(LISTED ENTRIES Opens)

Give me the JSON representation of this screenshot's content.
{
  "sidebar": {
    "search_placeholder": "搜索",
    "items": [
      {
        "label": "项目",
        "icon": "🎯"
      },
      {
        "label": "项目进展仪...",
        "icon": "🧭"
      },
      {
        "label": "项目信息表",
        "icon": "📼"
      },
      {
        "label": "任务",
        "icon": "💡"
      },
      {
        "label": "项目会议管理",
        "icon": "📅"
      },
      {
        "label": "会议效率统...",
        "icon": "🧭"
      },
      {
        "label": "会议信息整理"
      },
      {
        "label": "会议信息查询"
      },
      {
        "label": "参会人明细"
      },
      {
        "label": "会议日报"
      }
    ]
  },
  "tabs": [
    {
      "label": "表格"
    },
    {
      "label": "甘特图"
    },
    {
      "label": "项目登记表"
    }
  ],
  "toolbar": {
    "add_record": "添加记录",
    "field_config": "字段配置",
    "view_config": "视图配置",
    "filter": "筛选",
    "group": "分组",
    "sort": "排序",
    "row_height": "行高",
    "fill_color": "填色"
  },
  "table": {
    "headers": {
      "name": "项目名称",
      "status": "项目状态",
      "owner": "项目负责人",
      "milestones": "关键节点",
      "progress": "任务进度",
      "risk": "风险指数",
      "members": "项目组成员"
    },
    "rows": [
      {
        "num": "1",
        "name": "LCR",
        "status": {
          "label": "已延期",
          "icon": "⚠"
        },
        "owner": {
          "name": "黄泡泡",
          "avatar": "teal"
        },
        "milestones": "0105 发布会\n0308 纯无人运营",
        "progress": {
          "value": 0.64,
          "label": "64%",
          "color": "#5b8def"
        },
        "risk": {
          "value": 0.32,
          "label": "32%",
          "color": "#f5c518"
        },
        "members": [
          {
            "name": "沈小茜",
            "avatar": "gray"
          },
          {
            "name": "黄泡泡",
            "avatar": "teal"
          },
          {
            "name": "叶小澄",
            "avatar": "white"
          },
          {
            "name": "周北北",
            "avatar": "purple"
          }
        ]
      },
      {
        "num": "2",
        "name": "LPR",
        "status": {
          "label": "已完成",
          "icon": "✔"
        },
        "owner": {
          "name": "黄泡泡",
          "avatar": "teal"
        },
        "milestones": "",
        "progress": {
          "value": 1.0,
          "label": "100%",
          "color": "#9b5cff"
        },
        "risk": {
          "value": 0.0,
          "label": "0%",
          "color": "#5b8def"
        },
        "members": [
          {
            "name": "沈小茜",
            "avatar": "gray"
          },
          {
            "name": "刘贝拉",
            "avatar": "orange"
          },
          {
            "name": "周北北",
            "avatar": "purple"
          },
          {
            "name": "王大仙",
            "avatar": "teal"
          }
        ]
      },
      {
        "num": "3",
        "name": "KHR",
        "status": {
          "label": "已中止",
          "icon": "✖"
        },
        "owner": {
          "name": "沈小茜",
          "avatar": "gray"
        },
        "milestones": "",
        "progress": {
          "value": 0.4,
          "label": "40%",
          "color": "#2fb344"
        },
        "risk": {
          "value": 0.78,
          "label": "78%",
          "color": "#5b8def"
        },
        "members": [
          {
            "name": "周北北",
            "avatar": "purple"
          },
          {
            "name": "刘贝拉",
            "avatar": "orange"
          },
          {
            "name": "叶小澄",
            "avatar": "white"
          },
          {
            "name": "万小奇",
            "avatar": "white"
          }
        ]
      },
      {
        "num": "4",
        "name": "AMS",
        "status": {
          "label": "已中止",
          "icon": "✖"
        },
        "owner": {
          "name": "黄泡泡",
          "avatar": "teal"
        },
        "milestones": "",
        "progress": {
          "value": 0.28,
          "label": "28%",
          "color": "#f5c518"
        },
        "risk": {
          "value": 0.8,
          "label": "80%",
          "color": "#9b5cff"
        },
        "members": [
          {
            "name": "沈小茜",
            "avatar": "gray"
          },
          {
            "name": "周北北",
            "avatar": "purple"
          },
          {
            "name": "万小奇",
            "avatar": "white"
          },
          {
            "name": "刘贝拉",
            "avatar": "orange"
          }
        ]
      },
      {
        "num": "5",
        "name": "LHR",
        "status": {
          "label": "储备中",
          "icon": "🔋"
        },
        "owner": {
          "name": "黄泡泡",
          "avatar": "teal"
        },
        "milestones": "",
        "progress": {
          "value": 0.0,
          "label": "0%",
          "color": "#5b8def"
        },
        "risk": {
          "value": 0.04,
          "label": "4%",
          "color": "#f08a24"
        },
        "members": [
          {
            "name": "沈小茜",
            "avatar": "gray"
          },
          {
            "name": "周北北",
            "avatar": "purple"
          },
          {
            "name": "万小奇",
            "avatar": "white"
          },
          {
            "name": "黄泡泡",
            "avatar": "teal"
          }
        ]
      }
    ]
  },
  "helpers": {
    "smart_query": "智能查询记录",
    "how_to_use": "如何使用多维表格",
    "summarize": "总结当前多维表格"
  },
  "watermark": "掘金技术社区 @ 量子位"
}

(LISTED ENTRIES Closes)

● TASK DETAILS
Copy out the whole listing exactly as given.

● TASK RESULT
Give me the JSON representation of this screenshot's content.
{
  "sidebar": {
    "search_placeholder": "搜索",
    "items": [
      {
        "label": "项目",
        "icon": "🎯"
      },
      {
        "label": "项目进展仪...",
        "icon": "🧭"
      },
      {
        "label": "项目信息表",
        "icon": "📼"
      },
      {
        "label": "任务",
        "icon": "💡"
      },
      {
        "label": "项目会议管理",
        "icon": "📅"
      },
      {
        "label": "会议效率统...",
        "icon": "🧭"
      },
      {
        "label": "会议信息整理"
      },
      {
        "label": "会议信息查询"
      },
      {
        "label": "参会人明细"
      },
      {
        "label": "会议日报"
      }
    ]
  },
  "tabs": [
    {
      "label": "表格"
    },
    {
      "label": "甘特图"
    },
    {
      "label": "项目登记表"
    }
  ],
  "toolbar": {
    "add_record": "添加记录",
    "field_config": "字段配置",
    "view_config": "视图配置",
    "filter": "筛选",
    "group": "分组",
    "sort": "排序",
    "row_height": "行高",
    "fill_color": "填色"
  },
  "table": {
    "headers": {
      "name": "项目名称",
      "status": "项目状态",
      "owner": "项目负责人",
      "milestones": "关键节点",
      "progress": "任务进度",
      "risk": "风险指数",
      "members": "项目组成员"
    },
    "rows": [
      {
        "num": "1",
        "name": "LCR",
        "status": {
          "label": "已延期",
          "icon": "⚠"
        },
        "owner": {
          "name": "黄泡泡",
          "avatar": "teal"
        },
        "milestones": "0105 发布会\n0308 纯无人运营",
        "progress": {
          "value": 0.64,
          "label": "64%",
          "color": "#5b8def"
        },
        "risk": {
          "value": 0.32,
          "label": "32%",
          "color": "#f5c518"
        },
        "members": [
          {
            "name": "沈小茜",
            "avatar": "gray"
          },
          {
            "name": "黄泡泡",
            "avatar": "teal"
          },
          {
            "name": "叶小澄",
            "avatar": "white"
          },
          {
            "name": "周北北",
            "avatar": "purple"
          }
        ]
      },
      {
        "num": "2",
        "name": "LPR",
        "status": {
          "label": "已完成",
          "icon": "✔"
        },
        "owner": {
          "name": "黄泡泡",
          "avatar": "teal"
        },
        "milestones": "",
        "progress": {
          "value": 1.0,
          "label": "100%",
          "color": "#9b5cff"
        },
        "risk": {
          "value": 0.0,
          "label": "0%",
          "color": "#5b8def"
        },
        "members": [
          {
            "name": "沈小茜",
            "avatar": "gray"
          },
          {
            "name": "刘贝拉",
            "avatar": "orange"
          },
          {
            "name": "周北北",
            "avatar": "purple"
          },
          {
            "name": "王大仙",
            "avatar": "teal"
          }
        ]
      },
      {
        "num": "3",
        "name": "KHR",
        "status": {
          "label": "已中止",
          "icon": "✖"
        },
        "owner": {
          "name": "沈小茜",
          "avatar": "gray"
        },
        "milestones": "",
        "progress": {
          "value": 0.4,
          "label": "40%",
          "color": "#2fb344"
        },
        "risk": {
          "value": 0.78,
          "label": "78%",
          "color": "#5b8def"
        },
        "members": [
          {
            "name": "周北北",
            "avatar": "purple"
          },
          {
            "name": "刘贝拉",
            "avatar": "orange"
          },
          {
            "name": "叶小澄",
            "avatar": "white"
          },
          {
            "name": "万小奇",
            "avatar": "white"
          }
        ]
      },
      {
        "num": "4",
        "name": "AMS",
        "status": {
          "label": "已中止",
          "icon": "✖"
        },
        "owner": {
          "name": "黄泡泡",
          "avatar": "teal"
        },
        "milestones": "",
        "progress": {
          "value": 0.28,
          "label": "28%",
          "color": "#f5c518"
        },
        "risk": {
          "value": 0.8,
          "label": "80%",
          "color": "#9b5cff"
        },
        "members": [
          {
            "name": "沈小茜",
            "avatar": "gray"
          },
          {
            "name": "周北北",
            "avatar": "purple"
          },
          {
            "name": "万小奇",
            "avatar": "white"
          },
          {
            "name": "刘贝拉",
            "avatar": "orange"
          }
        ]
      },
      {
        "num": "5",
        "name": "LHR",
        "status": {
          "label": "储备中",
          "icon": "🔋"
        },
        "owner": {
          "name": "黄泡泡",
          "avatar": "teal"
        },
        "milestones": "",
        "progress": {
          "value": 0.0,
          "label": "0%",
          "color": "#5b8def"
        },
        "risk": {
          "value": 0.04,
          "label": "4%",
          "color": "#f08a24"
        },
        "members": [
          {
            "name": "沈小茜",
            "avatar": "gray"
          },
          {
            "name": "周北北",
            "avatar": "purple"
          },
          {
            "name": "万小奇",
            "avatar": "white"
          },
          {
            "name": "黄泡泡",
            "avatar": "teal"
          }
        ]
      }
    ]
  },
  "helpers": {
    "smart_query": "智能查询记录",
    "how_to_use": "如何使用多维表格",
    "summarize": "总结当前多维表格"
  },
  "watermark": "掘金技术社区 @ 量子位"
}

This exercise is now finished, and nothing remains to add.